[[ Records for this exercise, beginning ]]

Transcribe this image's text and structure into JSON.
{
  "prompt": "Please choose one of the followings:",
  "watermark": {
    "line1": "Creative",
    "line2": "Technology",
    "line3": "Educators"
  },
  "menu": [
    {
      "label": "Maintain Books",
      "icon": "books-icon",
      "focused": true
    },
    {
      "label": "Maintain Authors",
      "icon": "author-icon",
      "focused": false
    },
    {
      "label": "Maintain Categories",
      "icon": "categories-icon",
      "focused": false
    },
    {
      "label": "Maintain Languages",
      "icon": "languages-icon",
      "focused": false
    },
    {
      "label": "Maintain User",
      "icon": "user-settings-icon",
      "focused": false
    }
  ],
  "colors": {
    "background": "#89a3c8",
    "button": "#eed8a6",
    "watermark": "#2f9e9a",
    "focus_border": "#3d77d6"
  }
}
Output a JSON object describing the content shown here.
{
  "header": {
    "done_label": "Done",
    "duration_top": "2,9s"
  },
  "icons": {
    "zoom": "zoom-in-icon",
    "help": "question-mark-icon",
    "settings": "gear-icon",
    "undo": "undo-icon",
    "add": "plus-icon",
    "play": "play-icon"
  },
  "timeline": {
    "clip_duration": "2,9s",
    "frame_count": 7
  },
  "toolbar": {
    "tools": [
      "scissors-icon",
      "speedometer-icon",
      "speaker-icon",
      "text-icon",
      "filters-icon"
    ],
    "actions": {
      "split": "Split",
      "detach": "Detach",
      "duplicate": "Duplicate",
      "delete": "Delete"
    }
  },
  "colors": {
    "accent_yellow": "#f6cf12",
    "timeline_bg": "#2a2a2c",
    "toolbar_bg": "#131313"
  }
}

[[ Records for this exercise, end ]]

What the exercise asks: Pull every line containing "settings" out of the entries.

Task response:
      "icon": "user-settings-icon",
    "settings": "gear-icon",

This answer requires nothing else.